How many of us could listen as intently to Il Divo as we would to Bill Clinton, or develop as friendly a rapport with James Brown as we would with Marlon Brando (or develop any kind of rapport with either)? King operated on a perpetually fascinated level, fueling an interviewing style that probed without ruffling feathers. In his words: "I remind myself every morning: Nothing I say this day will teach me anything. So if I'm going to learn, I must do it by listening." It was his attentive ethic that made him the presumptive choice to chat up presidents, boldfaced names, and American idols as host of CNN's Larry King Live — a primetime perch he relinquished in December 2010 after 25 years.
King was born Lawrence Harvey Ziegler in Brooklyn, N.Y., in 1933. When his father, Eddie, died in 1944, his mother Jennie was forced to go on welfare to support her son, who later recalled that he "wanted to be a broadcaster when I was 5 years old. I didn't want to do anything else." At 24, he got a job sweeping floors at tiny Miami radio station WIOD; two weeks later, a DJ quit and Larry Zeigler was allowed to fill in. Just before he went on, the station manager told him his surname was too ethnic. A newspaper happened to be open to an ad for King Liquors, and Larry King was born.
The owner of Pumpernik's, a local delicatessen, took a liking to the young DJ and hired him to do a morning coffee klatch show with no pre-arranged guests — King just interviewed whoever wandered by. That show's publicity (and an appearance by Bobby Darin) led to King's first TV gig: a late-night Sunday debate show called Miami Undercover. Jackie Gleason, who became a King mentor, gave the show a major boost by making an appearance and staying all night.

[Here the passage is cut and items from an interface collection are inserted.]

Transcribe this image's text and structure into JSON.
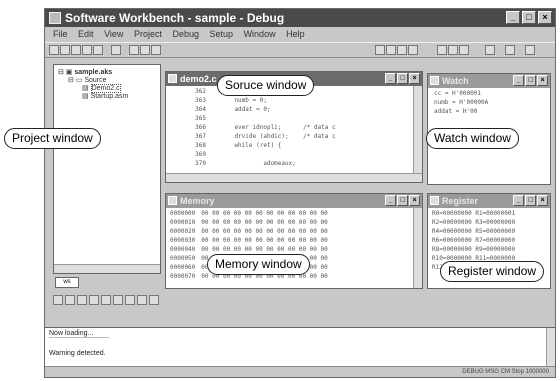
{
  "app": {
    "title": "Software Workbench - sample - Debug"
  },
  "menu": [
    "File",
    "Edit",
    "View",
    "Project",
    "Debug",
    "Setup",
    "Window",
    "Help"
  ],
  "project_window": {
    "root": "sample.aks",
    "folder": "Source",
    "files": [
      "Demo2.c",
      "Startup.asm"
    ],
    "tab": "ws"
  },
  "source_window": {
    "title": "demo2.c",
    "lines": [
      {
        "num": "362",
        "code": "{"
      },
      {
        "num": "363",
        "code": "    numb = 0;"
      },
      {
        "num": "364",
        "code": "    addat = 0;"
      },
      {
        "num": "365",
        "code": ""
      },
      {
        "num": "366",
        "code": "    ever idnopli;      /* data c"
      },
      {
        "num": "367",
        "code": "    drvide (ahdic);    /* data c"
      },
      {
        "num": "368",
        "code": "    while (ret) {"
      },
      {
        "num": "369",
        "code": ""
      },
      {
        "num": "370",
        "code": "            adomeaux;"
      }
    ]
  },
  "watch_window": {
    "title": "Watch",
    "items": [
      "cc = H'000001",
      "numb = H'00000A",
      "addat = H'00"
    ]
  },
  "memory_window": {
    "title": "Memory",
    "rows": [
      {
        "addr": "0000000",
        "hex": "00 00 00 00 00 00 00 00 00 00 00 00"
      },
      {
        "addr": "0000010",
        "hex": "00 00 00 00 00 00 00 00 00 00 00 00"
      },
      {
        "addr": "0000020",
        "hex": "00 00 00 00 00 00 00 00 00 00 00 00"
      },
      {
        "addr": "0000030",
        "hex": "00 00 00 00 00 00 00 00 00 00 00 00"
      },
      {
        "addr": "0000040",
        "hex": "00 00 00 00 00 00 00 00 00 00 00 00"
      },
      {
        "addr": "0000050",
        "hex": "00 00 00 00 00 00 00 00 00 00 00 00"
      },
      {
        "addr": "0000060",
        "hex": "00 00 00 00 00 00 00 00 00 00 00 00"
      },
      {
        "addr": "0000070",
        "hex": "00 00 00 00 00 00 00 00 00 00 00 00"
      }
    ]
  },
  "register_window": {
    "title": "Register",
    "rows": [
      "R0=00000000  R1=00000001",
      "R2=00000000  R3=00000000",
      "R4=00000000  R5=00000000",
      "R6=00000000  R7=00000000",
      "R8=00000000  R9=00000000",
      "R10=0000000  R11=0000000",
      "R12=0000000  R13=0000000"
    ]
  },
  "output_window": {
    "lines": [
      "Now loading...",
      "Warning detected."
    ]
  },
  "status": {
    "text": "DEBUG  MSG  CM  Stop  1000000"
  },
  "callouts": {
    "source": "Soruce window",
    "project": "Project window",
    "watch": "Watch window",
    "memory": "Memory window",
    "register": "Register window"
  }
}
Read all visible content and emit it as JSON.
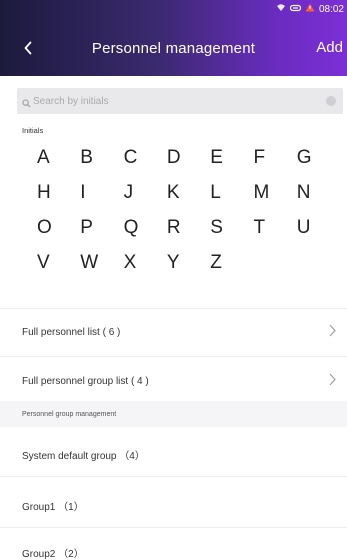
{
  "status_bar": {
    "time": "08:02"
  },
  "header": {
    "back_icon": "chevron-left-icon",
    "title": "Personnel management",
    "add_label": "Add"
  },
  "search": {
    "placeholder": "Search by initials",
    "value": ""
  },
  "initials": {
    "label": "Initials",
    "letters": [
      "A",
      "B",
      "C",
      "D",
      "E",
      "F",
      "G",
      "H",
      "I",
      "J",
      "K",
      "L",
      "M",
      "N",
      "O",
      "P",
      "Q",
      "R",
      "S",
      "T",
      "U",
      "V",
      "W",
      "X",
      "Y",
      "Z"
    ]
  },
  "lists": {
    "full_personnel": "Full personnel list ( 6 )",
    "full_group": "Full personnel group list ( 4 )"
  },
  "group_management": {
    "section_title": "Personnel group management",
    "groups": [
      "System default group （4）",
      "Group1 （1）",
      "Group2 （2）"
    ]
  },
  "colors": {
    "header_start": "#1c1a3c",
    "header_end": "#7c2fd6"
  }
}
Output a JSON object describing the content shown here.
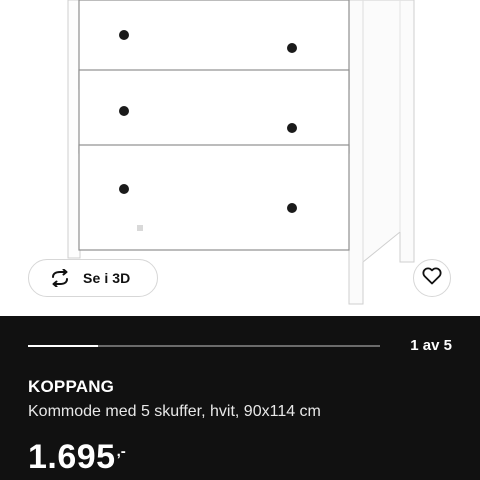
{
  "media": {
    "view_3d_label": "Se i 3D",
    "view_3d_icon": "rotate-arrows-icon",
    "favorite_icon": "heart-icon"
  },
  "gallery": {
    "pagination_text": "1 av 5",
    "progress_fraction": 0.2
  },
  "product": {
    "name": "KOPPANG",
    "description": "Kommode med 5 skuffer, hvit, 90x114 cm",
    "price_main": "1.695",
    "price_suffix": ",-"
  },
  "colors": {
    "panel_background": "#111111",
    "text_primary": "#ffffff",
    "furniture": "#ffffff"
  }
}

In 1971, an ascendant King was arrested after promising to use influence he had developed in the Nixon White House to help a disgraced financier. The scandal kicked him off the airwaves for three years. He eventually worked his way back into broadcasting, and in 1978 got a major break by signing on to helm The Larry King Show, a national phone-in radio program. Ted Turner hired him to do a CNN TV talk show, Larry King Live, in 1985, and thus began a remarkable run that would extend until Dec. 16, 2010. Over two decades, he interviewed seven presidents and six first ladies, won innumerable awards and was inducted into five broadcasting Halls of Fame. In 1993, the King-hosted NAFTA debate between Al Gore and Ross Perot (who had previously announced his presidential candidacy on the show) generated the network's highest-ever viewers — more than 16.3 million. He was comparably prolific in his love life; his seven marriages (including two to former Playboy bunny Alene Akins) were go-to fodder for late-night monologues. His last marriage, to Shawn Southwick King, began in 1997 — the filed for divorce once, in 2010, and then again in 2019.
In 2020, two of King's eldest children died less than a month apart: his son, Andy, died of a heart attack in July, and his daughter, Chaia, died of lung cancer in August.

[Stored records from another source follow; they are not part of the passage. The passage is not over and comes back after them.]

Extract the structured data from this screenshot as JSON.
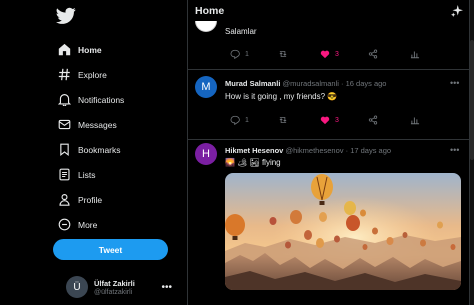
{
  "sidebar": {
    "logo": "twitter-bird-icon",
    "nav": [
      {
        "label": "Home",
        "icon": "home-icon",
        "active": true
      },
      {
        "label": "Explore",
        "icon": "hashtag-icon"
      },
      {
        "label": "Notifications",
        "icon": "bell-icon"
      },
      {
        "label": "Messages",
        "icon": "envelope-icon"
      },
      {
        "label": "Bookmarks",
        "icon": "bookmark-icon"
      },
      {
        "label": "Lists",
        "icon": "list-icon"
      },
      {
        "label": "Profile",
        "icon": "person-icon"
      },
      {
        "label": "More",
        "icon": "more-circle-icon"
      }
    ],
    "tweet_button": "Tweet",
    "account": {
      "avatar_letter": "Ü",
      "name": "Ülfat Zakirli",
      "handle": "@ülfatzakirli",
      "more": "•••"
    }
  },
  "header": {
    "title": "Home"
  },
  "tweets": [
    {
      "text": "Salamlar",
      "actions": {
        "replies": "1",
        "retweets": "",
        "likes": "3"
      }
    },
    {
      "avatar_letter": "M",
      "avatar_color": "#1565c0",
      "name": "Murad Salmanli",
      "handle": "@muradsalmanli",
      "time": "16 days ago",
      "text": "How is it going , my friends? 😎",
      "more": "•••",
      "actions": {
        "replies": "1",
        "retweets": "",
        "likes": "3"
      }
    },
    {
      "avatar_letter": "H",
      "avatar_color": "#7b1fa2",
      "name": "Hikmet Hesenov",
      "handle": "@hikmethesenov",
      "time": "17 days ago",
      "text": "🌄 🏕 🏜 flying",
      "more": "•••"
    }
  ],
  "colors": {
    "accent": "#1d9bf0",
    "like": "#f91880",
    "muted": "#71767b",
    "border": "#2f3336"
  }
}
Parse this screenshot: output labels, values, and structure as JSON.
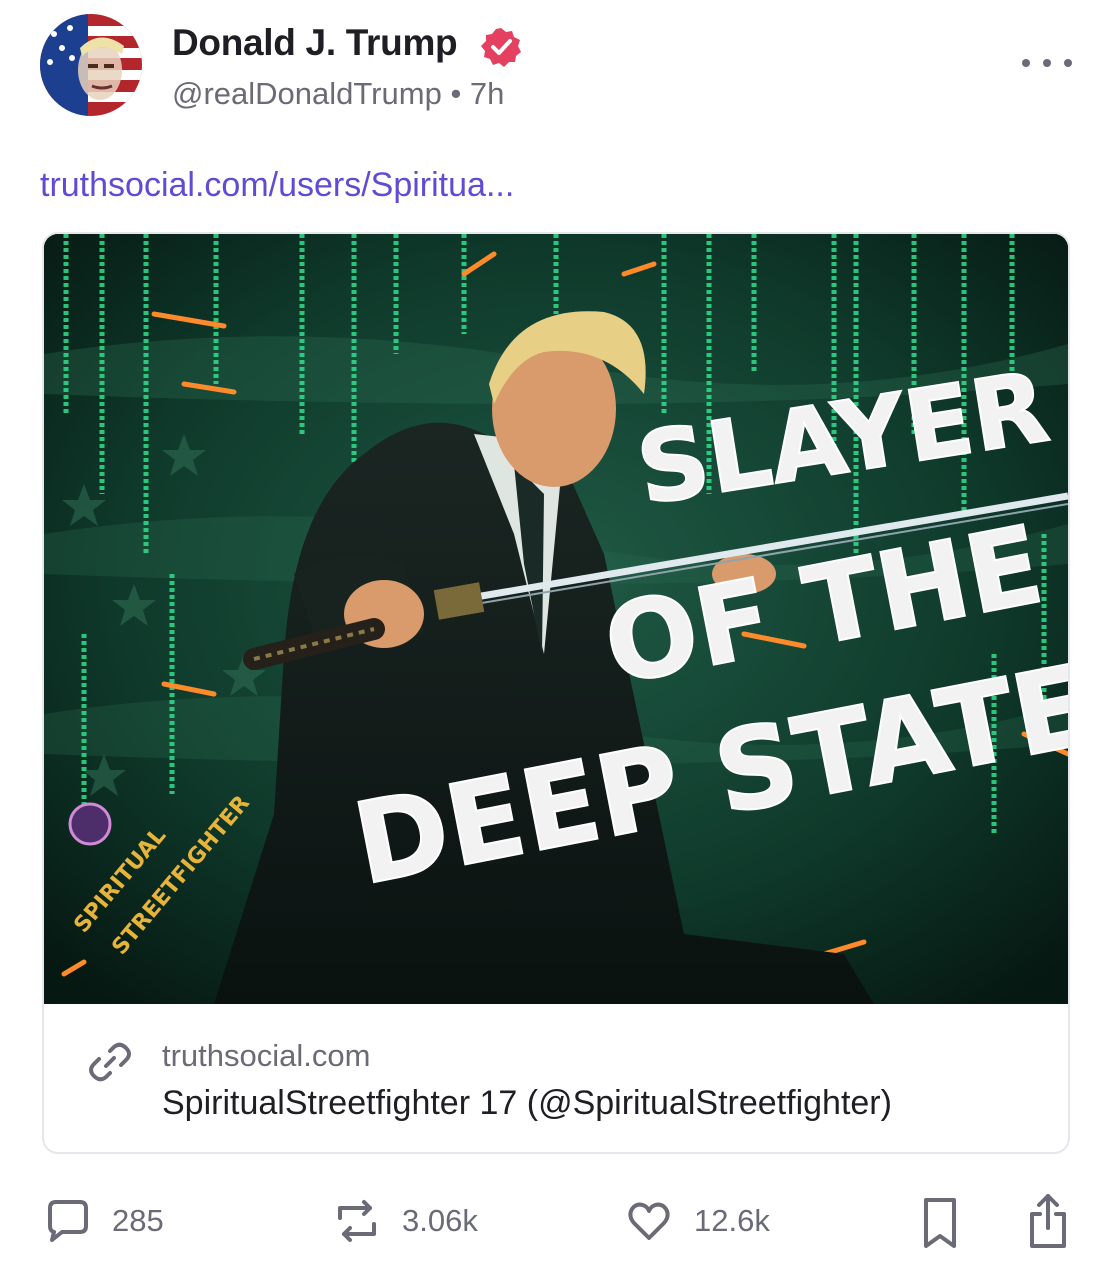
{
  "post": {
    "author": {
      "name": "Donald J. Trump",
      "handle": "@realDonaldTrump",
      "time_ago": "7h",
      "verified": true,
      "avatar_icon": "avatar-flag-portrait"
    },
    "link_text": "truthsocial.com/users/Spiritua...",
    "card": {
      "image_text": {
        "line1": "SLAYER",
        "line2": "OF THE",
        "line3": "DEEP STATE",
        "watermark_line1": "SPIRITUAL",
        "watermark_line2": "STREETFIGHTER"
      },
      "domain": "truthsocial.com",
      "title": "SpiritualStreetfighter 17 (@SpiritualStreetfighter)",
      "link_icon": "link-icon"
    },
    "actions": {
      "replies": "285",
      "reposts": "3.06k",
      "likes": "12.6k"
    }
  },
  "colors": {
    "link": "#5f4bd4",
    "verified_badge": "#e4405f",
    "muted_text": "#6b6b78",
    "matrix_green": "#2fe08a"
  }
}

Funeral arrangements and plans for a memorial service will be announced at a later time, in coordination with the King family.
—Reporting contributed by Kirven Blount.